This notion can be discerned in explications of positivism in two senses. Notify me. Description Studying a social science degree? Need to know how to develop your research methods and write up your results more effectively?
In the fourth edition of this lively and engaging textbook, Alan Bryman presents students with an updated and all-encompassing guide to the principle techniques and methodology in the field of Social Research. Adopting a coherent and student-friendly format, the book offers an encyclopaedic introduction to social research methodology, and considers a broad range of qualitative and quantitative methods to help students identify and evaluate the best approach for their research needs.
Building on the success of the previous editions, this book is concerned with the ways that social researchers approach their craft.
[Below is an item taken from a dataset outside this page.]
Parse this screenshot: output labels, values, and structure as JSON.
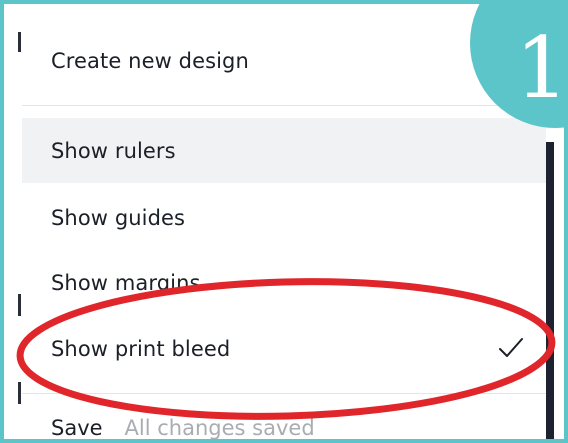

Bryman guides the reader through all aspects of the research process including formulating objectives, choosing research methods, securing research participants, as well as advice on how to effectively collect, analyse and interpret data and disseminate those findings to others.
This fourth edition features a new 'supervisor experience' feature, which offers helpful tips from the supervisor's perspective on successful research, as well as a new chapter which tackles the sampling issues faced by qualitative researchers in a more consolidated fashion than in previous editions.
Substantial updates have also been made to the existing material, particularly the internet research section, which has been fully revised to accommodate the extensive developments in this area. Review Text In the fourth edition of this lively and engaging textbook, Alan Bryman presents students with an This is already "required reading" in the field. The new edition is so good that it is now "required reading" on pain of death.